··· RECORDS TO PROCESS ···

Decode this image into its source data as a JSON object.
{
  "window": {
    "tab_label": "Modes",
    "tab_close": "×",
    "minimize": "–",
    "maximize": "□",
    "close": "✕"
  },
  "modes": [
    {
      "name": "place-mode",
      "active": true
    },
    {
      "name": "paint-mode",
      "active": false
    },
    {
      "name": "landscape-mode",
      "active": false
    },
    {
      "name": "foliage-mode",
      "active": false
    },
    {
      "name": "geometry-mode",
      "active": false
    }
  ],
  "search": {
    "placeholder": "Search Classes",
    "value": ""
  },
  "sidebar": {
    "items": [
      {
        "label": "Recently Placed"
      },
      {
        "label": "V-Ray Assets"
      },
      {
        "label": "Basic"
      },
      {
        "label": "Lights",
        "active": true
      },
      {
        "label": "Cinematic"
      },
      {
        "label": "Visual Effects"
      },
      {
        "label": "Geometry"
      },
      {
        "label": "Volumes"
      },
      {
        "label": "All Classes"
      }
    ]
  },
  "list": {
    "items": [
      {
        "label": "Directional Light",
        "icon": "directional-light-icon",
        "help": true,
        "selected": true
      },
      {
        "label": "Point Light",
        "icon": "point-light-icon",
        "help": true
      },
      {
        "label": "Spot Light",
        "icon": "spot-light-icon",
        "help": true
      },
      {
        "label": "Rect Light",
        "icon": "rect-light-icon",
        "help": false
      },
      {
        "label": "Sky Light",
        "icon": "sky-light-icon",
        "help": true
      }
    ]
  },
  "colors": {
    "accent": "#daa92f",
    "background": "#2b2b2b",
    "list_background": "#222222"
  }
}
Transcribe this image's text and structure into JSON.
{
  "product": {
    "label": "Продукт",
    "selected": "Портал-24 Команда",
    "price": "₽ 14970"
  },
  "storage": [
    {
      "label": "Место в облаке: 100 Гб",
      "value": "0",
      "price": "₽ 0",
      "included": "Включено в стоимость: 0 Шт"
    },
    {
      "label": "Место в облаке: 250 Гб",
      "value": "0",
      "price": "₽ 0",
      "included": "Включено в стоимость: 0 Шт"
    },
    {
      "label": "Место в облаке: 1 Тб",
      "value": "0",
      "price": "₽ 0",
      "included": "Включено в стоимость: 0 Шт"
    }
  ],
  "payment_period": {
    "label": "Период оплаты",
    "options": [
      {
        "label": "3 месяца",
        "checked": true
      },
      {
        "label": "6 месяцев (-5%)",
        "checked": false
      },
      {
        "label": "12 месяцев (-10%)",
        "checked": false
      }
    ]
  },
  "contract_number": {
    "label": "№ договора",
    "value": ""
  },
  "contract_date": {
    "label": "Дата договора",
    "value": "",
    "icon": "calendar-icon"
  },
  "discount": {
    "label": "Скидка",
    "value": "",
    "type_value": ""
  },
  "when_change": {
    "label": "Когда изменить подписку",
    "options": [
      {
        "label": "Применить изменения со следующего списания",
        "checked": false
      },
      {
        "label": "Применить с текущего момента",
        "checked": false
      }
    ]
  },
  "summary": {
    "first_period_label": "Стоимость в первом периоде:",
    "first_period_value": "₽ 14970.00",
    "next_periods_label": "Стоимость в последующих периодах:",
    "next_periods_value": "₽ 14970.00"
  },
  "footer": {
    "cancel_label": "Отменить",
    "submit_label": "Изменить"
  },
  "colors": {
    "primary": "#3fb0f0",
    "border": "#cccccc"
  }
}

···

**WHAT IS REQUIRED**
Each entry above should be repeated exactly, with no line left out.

**EXERCISE RESULT**
Decode this image into its source data as a JSON object.
{
  "window": {
    "tab_label": "Modes",
    "tab_close": "×",
    "minimize": "–",
    "maximize": "□",
    "close": "✕"
  },
  "modes": [
    {
      "name": "place-mode",
      "active": true
    },
    {
      "name": "paint-mode",
      "active": false
    },
    {
      "name": "landscape-mode",
      "active": false
    },
    {
      "name": "foliage-mode",
      "active": false
    },
    {
      "name": "geometry-mode",
      "active": false
    }
  ],
  "search": {
    "placeholder": "Search Classes",
    "value": ""
  },
  "sidebar": {
    "items": [
      {
        "label": "Recently Placed"
      },
      {
        "label": "V-Ray Assets"
      },
      {
        "label": "Basic"
      },
      {
        "label": "Lights",
        "active": true
      },
      {
        "label": "Cinematic"
      },
      {
        "label": "Visual Effects"
      },
      {
        "label": "Geometry"
      },
      {
        "label": "Volumes"
      },
      {
        "label": "All Classes"
      }
    ]
  },
  "list": {
    "items": [
      {
        "label": "Directional Light",
        "icon": "directional-light-icon",
        "help": true,
        "selected": true
      },
      {
        "label": "Point Light",
        "icon": "point-light-icon",
        "help": true
      },
      {
        "label": "Spot Light",
        "icon": "spot-light-icon",
        "help": true
      },
      {
        "label": "Rect Light",
        "icon": "rect-light-icon",
        "help": false
      },
      {
        "label": "Sky Light",
        "icon": "sky-light-icon",
        "help": true
      }
    ]
  },
  "colors": {
    "accent": "#daa92f",
    "background": "#2b2b2b",
    "list_background": "#222222"
  }
}
Transcribe this image's text and structure into JSON.
{
  "product": {
    "label": "Продукт",
    "selected": "Портал-24 Команда",
    "price": "₽ 14970"
  },
  "storage": [
    {
      "label": "Место в облаке: 100 Гб",
      "value": "0",
      "price": "₽ 0",
      "included": "Включено в стоимость: 0 Шт"
    },
    {
      "label": "Место в облаке: 250 Гб",
      "value": "0",
      "price": "₽ 0",
      "included": "Включено в стоимость: 0 Шт"
    },
    {
      "label": "Место в облаке: 1 Тб",
      "value": "0",
      "price": "₽ 0",
      "included": "Включено в стоимость: 0 Шт"
    }
  ],
  "payment_period": {
    "label": "Период оплаты",
    "options": [
      {
        "label": "3 месяца",
        "checked": true
      },
      {
        "label": "6 месяцев (-5%)",
        "checked": false
      },
      {
        "label": "12 месяцев (-10%)",
        "checked": false
      }
    ]
  },
  "contract_number": {
    "label": "№ договора",
    "value": ""
  },
  "contract_date": {
    "label": "Дата договора",
    "value": "",
    "icon": "calendar-icon"
  },
  "discount": {
    "label": "Скидка",
    "value": "",
    "type_value": ""
  },
  "when_change": {
    "label": "Когда изменить подписку",
    "options": [
      {
        "label": "Применить изменения со следующего списания",
        "checked": false
      },
      {
        "label": "Применить с текущего момента",
        "checked": false
      }
    ]
  },
  "summary": {
    "first_period_label": "Стоимость в первом периоде:",
    "first_period_value": "₽ 14970.00",
    "next_periods_label": "Стоимость в последующих периодах:",
    "next_periods_value": "₽ 14970.00"
  },
  "footer": {
    "cancel_label": "Отменить",
    "submit_label": "Изменить"
  },
  "colors": {
    "primary": "#3fb0f0",
    "border": "#cccccc"
  }
}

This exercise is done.